The writing is lovely, spare yet with a style that touches on the emotions and turmoil of this woman at different life stages. And she does find herself in the end through some very interesting moves that force her parents to confront what they hid for so long.
And what do you reckon to the husband getting snuffed out in such a ridiculous way on the honeymoon? All suspension of belief withered away.
The narrator of this story is Vivien Kovacs, the only child of two refugees who left Hungary when the tide of anti-Semitism began to rise and make itself obvious. Ervin and Berta (her parents) as described by Vivien, were "mice-people", who laid low in an apartment, never caused any trouble, didn't get involved in anything outside the apartment which other than Ervin's work, seemed to be their entire world. Vivien knows nothing about her parents' past: has no clue about grandparents, or much about her parents' life before coming to London. What she does know is that her father has a brother, one Sandor Kovacs, who Vivien sees first at a young age. That meeting did not last long, since Ervin throws him out of the house. It turns out that Sandor is the proverbial black sheep of the family, and for Vivien's sake, Ervin and Berta never discussed him. However, television news reports painted him as a heinous criminal, and so Vivien knows something's up. It is only years later that she learns about the unspoken past, but the price of learning comes at a cost. I absolutely will not say more about the plot, because it will spoil it for anyone who decides to read this book, and because it needs to be unfolded in bits and pieces to really understand the story. There are several themes explored in this book, especially the notion that morality is relative, depending on perspective. Also, there is the question of what our clothes tell others, but also what our clothes say about us to ourselves. The idea of the importance of the past in our present is also explored.

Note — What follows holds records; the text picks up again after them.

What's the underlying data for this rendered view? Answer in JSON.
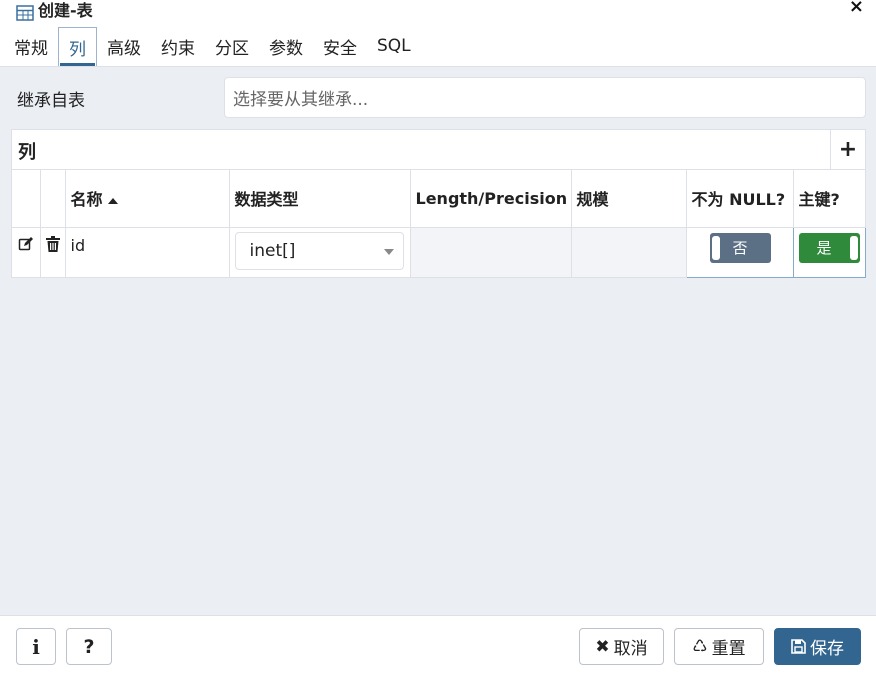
{
  "window": {
    "title": "创建-表",
    "close_icon": "×"
  },
  "tabs": [
    {
      "label": "常规",
      "active": false
    },
    {
      "label": "列",
      "active": true
    },
    {
      "label": "高级",
      "active": false
    },
    {
      "label": "约束",
      "active": false
    },
    {
      "label": "分区",
      "active": false
    },
    {
      "label": "参数",
      "active": false
    },
    {
      "label": "安全",
      "active": false
    },
    {
      "label": "SQL",
      "active": false
    }
  ],
  "inherit": {
    "label": "继承自表",
    "placeholder": "选择要从其继承..."
  },
  "columns_grid": {
    "title": "列",
    "add_label": "+",
    "headers": {
      "name": "名称",
      "data_type": "数据类型",
      "length": "Length/Precision",
      "scale": "规模",
      "not_null": "不为 NULL?",
      "primary_key": "主键?"
    },
    "rows": [
      {
        "name": "id",
        "data_type": "inet[]",
        "length": "",
        "scale": "",
        "not_null": "否",
        "primary_key": "是"
      }
    ]
  },
  "footer": {
    "info_label": "i",
    "help_label": "?",
    "cancel_label": "取消",
    "reset_label": "重置",
    "save_label": "保存"
  },
  "colors": {
    "accent": "#326690",
    "toggle_off": "#5b6f85",
    "toggle_on": "#2f8a3b",
    "background": "#ebeef3"
  }
}
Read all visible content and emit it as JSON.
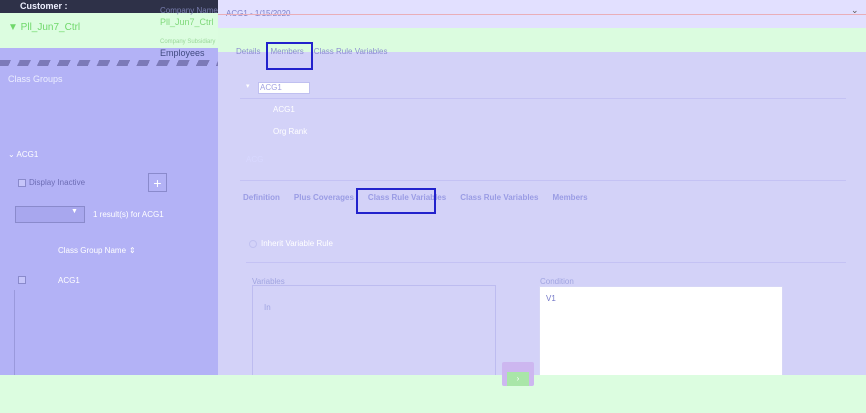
{
  "sidebar": {
    "customer_label": "Customer :",
    "customer_value": "▼ Pll_Jun7_Ctrl",
    "company_name_label": "Company Name",
    "company_name_value": "Pll_Jun7_Ctrl",
    "company_sub_label": "Company Subsidiary",
    "company_sub_value": "Employees",
    "class_groups_title": "Class Groups",
    "tree_item": "ACG1",
    "display_inactive_label": "Display Inactive",
    "add_button": "+",
    "results_count": "1 result(s) for ACG1",
    "column_header": "Class Group Name",
    "sort_icon": "⇕",
    "rows": [
      {
        "name": "ACG1"
      }
    ]
  },
  "main": {
    "breadcrumb": "ACG1 - 1/15/2020",
    "chevron": "⌄",
    "tabs_top": [
      "Details",
      "Members",
      "Class Rule Variables"
    ],
    "tree": {
      "caret": "▾",
      "root": "ACG1",
      "children": [
        "ACG1",
        "Org Rank"
      ],
      "next_item": "ACG"
    },
    "tabs_bottom": [
      "Definition",
      "Plus Coverages",
      "Class Rule Variables",
      "Class Rule Variables",
      "Members"
    ],
    "radio_label": "Inherit Variable Rule",
    "variables_label": "Variables",
    "variables_value": "In",
    "condition_label": "Condition",
    "condition_value": "V1",
    "action_button": "›"
  },
  "colors": {
    "sidebar_bg": "#b3b2f6",
    "main_bg": "#d3d2f8",
    "focus_ring": "#2222cc",
    "overlay_green": "#dcfde0"
  }
}
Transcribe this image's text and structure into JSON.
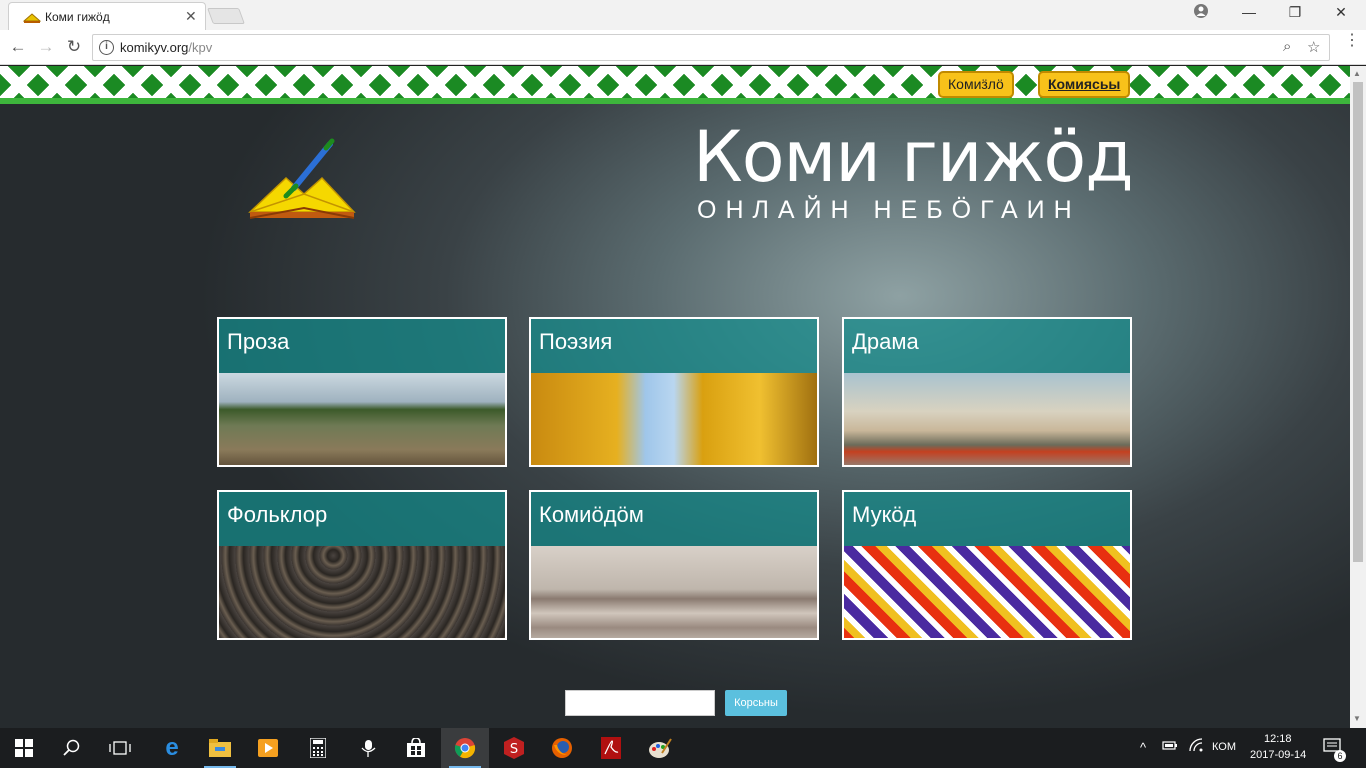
{
  "browser": {
    "tab_title": "Коми гижӧд",
    "url_host": "komikyv.org",
    "url_path": "/kpv"
  },
  "header": {
    "lang_buttons": [
      {
        "label": "Комиӟлӧ",
        "active": false
      },
      {
        "label": "Комиясьы",
        "active": true
      }
    ]
  },
  "site": {
    "title": "Коми гижӧд",
    "subtitle": "ОНЛАЙН НЕБӦГАИН"
  },
  "categories": [
    {
      "label": "Проза"
    },
    {
      "label": "Поэзия"
    },
    {
      "label": "Драма"
    },
    {
      "label": "Фольклор"
    },
    {
      "label": "Комиӧдӧм"
    },
    {
      "label": "Мукӧд"
    }
  ],
  "search": {
    "placeholder": "",
    "button_label": "Корсьны"
  },
  "taskbar": {
    "language": "КОМ",
    "time": "12:18",
    "date": "2017-09-14",
    "notification_count": "6"
  }
}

As I said, I liked it and would definitely recommend it. The author's writing is very good, the characters are well drawn, and the story is good enough to keep you turning pages (in my case, pretty much through the night).
I found it slow going, though it was very thought provoking and I no doubt would have enjoyed it more had I read it straight through.
Vivien's parents escaped from Hungary to England prior to WWII. They lived their lives there solely within the confines of their apartment complex and place of work. The daughter comes to question whether they lived at all.
As an adult, Vivien becomes acquainted with her father's older brother, whose experience of the War, and of immigration, and of life are the exact opposite of those of her parents.
The book is her struggle to integrate the both and create a life for herself. A coming-of-age story that far outlasted adolescence.
Sandor, a somewhat sleazy man whom her father vehemently casts aside, hires Vivien to write his life story. And, through the unfolding of the tale, Vivien realizes the complications of relationships and the ties that bind.
Set in the 1970's, when once again fascism raised its ugly snake head in London, Vivien is aware of the fear and terror her family previously experienced and the terrible memories that this band of thugs can elicit.
I give this book a 3.5 star rating. It held my interest, but it was a slow go at various points.
However, Ervin's daughter finds Sandor to seek out her family history. Book is about an immigrant's life and explains Jewish Hungarian life well.